As a FWAG adviser I am lucky to work with many enthusiastic and knowledgeable farmers keen to take forward a wide variety of environmental projects. Wherever possible I encourage farmers to go a bit further, try something new and make a small change for the environment. The greatest opportunity to make something happen often coincides with the decision to join a new environmental scheme.

When our own farm entered a new Mid Tier agreement a few years ago we took the chance to try some new options and included a small area of over-winter stubble. The stubble follows our whole-crop barley which is taken off towards the end of July and would usually be drilled straight back into roots for winter sheep keep. A one acre plot is now left to regenerate naturally; the earlier harvest of the whole-crop allows time for a good weedy stubble to develop over the autumn and carry through into the winter months. 

I realise that “good” and “weedy” are not generally words which farmers put together, but I have been pleasantly surprised by what has grown. In the first year I noticed corn spurrey – one of suite of vulnerable arable plants – which I have not seen on the farm before. Together with field pansy, scarlet pimpernel, deadnettle, speedwell and good cover of other flowering plants the plot provides a valuable late source of pollen. There have also been noticeably more birds foraging over the area for seeds and insects during the autumn and winter.   

This year we have seen brown hares back on the farm for the first time in about ten years. We walked out to see them most evenings over the summer months and watched them chasing around at dusk. Our farm has most of the things that hares like – mixed cropping, open landscape and scattered woodland – but nothing has changed significantly over the last 10 years…apart from the over winter stubble!

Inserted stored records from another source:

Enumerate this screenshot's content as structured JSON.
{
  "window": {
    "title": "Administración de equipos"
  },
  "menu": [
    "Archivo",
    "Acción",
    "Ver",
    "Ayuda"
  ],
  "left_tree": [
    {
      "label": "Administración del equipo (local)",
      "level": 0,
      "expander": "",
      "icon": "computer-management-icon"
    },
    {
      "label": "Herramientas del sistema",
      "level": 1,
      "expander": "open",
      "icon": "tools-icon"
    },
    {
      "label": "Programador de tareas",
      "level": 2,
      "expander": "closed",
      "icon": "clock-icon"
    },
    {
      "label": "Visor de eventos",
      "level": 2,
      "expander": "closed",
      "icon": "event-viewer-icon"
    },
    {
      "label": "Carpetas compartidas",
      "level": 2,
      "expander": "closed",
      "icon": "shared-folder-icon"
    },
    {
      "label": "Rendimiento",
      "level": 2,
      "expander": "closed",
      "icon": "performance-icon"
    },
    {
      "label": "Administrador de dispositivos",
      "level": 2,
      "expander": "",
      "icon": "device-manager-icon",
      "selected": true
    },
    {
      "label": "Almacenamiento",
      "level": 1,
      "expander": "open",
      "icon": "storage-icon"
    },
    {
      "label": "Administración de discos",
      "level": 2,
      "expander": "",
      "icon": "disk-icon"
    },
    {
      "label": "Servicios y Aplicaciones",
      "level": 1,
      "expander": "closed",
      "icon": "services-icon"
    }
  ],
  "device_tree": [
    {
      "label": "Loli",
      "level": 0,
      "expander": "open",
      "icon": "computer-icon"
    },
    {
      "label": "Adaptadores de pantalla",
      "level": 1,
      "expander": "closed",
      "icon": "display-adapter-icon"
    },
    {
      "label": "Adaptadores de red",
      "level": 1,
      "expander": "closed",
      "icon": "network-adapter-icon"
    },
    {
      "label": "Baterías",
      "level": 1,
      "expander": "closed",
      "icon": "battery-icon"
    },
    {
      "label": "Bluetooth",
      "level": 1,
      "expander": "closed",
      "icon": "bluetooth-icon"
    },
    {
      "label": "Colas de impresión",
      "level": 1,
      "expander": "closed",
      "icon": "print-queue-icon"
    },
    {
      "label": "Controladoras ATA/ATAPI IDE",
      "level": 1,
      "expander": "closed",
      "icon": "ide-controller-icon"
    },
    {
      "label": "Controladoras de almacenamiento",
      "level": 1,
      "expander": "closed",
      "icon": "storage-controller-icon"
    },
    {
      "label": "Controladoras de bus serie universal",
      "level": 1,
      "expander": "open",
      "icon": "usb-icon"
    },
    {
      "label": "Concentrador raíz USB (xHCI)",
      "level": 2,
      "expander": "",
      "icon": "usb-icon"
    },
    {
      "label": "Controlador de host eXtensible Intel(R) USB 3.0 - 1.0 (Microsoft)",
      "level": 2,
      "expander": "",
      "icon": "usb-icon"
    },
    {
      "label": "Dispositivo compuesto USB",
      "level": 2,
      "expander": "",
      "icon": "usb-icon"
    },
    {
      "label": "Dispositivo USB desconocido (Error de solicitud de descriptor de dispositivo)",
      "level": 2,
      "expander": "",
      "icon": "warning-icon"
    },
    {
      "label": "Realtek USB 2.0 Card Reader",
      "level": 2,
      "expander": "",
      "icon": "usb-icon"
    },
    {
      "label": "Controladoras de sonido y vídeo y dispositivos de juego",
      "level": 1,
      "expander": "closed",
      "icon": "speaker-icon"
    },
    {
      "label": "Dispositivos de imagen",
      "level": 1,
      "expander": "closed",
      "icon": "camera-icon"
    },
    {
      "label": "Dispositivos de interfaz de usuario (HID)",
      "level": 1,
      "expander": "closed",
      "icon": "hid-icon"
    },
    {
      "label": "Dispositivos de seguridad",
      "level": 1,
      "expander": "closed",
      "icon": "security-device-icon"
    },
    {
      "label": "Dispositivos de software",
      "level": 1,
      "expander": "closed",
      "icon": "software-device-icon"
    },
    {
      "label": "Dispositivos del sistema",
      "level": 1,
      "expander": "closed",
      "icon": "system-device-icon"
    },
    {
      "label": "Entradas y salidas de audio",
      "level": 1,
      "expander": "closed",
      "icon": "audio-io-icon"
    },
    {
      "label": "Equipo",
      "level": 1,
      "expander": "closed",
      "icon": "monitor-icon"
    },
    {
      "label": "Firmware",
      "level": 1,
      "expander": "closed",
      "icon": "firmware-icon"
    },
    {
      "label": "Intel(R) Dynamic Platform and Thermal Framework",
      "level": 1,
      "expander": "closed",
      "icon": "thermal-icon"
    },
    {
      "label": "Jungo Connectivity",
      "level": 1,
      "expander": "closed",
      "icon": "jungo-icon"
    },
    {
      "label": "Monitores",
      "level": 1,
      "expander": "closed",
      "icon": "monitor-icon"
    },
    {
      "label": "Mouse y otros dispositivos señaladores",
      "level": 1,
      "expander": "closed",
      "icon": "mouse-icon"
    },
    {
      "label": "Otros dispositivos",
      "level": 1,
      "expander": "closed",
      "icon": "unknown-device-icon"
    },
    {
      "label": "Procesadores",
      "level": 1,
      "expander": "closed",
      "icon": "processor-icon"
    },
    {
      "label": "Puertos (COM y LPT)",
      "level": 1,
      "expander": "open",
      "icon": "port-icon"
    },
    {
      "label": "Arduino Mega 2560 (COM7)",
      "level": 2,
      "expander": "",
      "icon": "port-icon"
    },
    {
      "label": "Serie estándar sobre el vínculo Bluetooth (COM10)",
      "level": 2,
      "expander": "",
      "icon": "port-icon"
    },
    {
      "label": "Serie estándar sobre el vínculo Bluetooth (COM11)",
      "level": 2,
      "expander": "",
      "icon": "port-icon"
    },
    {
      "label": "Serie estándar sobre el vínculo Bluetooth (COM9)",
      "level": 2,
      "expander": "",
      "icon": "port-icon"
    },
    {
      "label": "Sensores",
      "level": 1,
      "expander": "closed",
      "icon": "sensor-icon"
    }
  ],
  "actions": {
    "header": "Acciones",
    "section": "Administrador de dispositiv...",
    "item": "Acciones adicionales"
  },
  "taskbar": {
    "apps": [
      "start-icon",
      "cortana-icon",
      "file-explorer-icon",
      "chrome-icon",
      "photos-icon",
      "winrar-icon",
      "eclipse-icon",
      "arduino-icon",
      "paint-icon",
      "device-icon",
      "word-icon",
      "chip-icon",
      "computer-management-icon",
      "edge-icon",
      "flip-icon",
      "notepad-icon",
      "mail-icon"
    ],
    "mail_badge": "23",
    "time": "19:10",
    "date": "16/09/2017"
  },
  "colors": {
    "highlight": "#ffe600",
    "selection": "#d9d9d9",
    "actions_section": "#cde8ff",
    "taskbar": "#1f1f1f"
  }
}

Our 5 year Mid Tier agreement is now nearing its end and who knows, building on the success of the over winter stubbles, perhaps I will be able to persuade my family to go a bit further, try something new and make another small change for the environment? For more information on arable plants visit the Plant Life website here...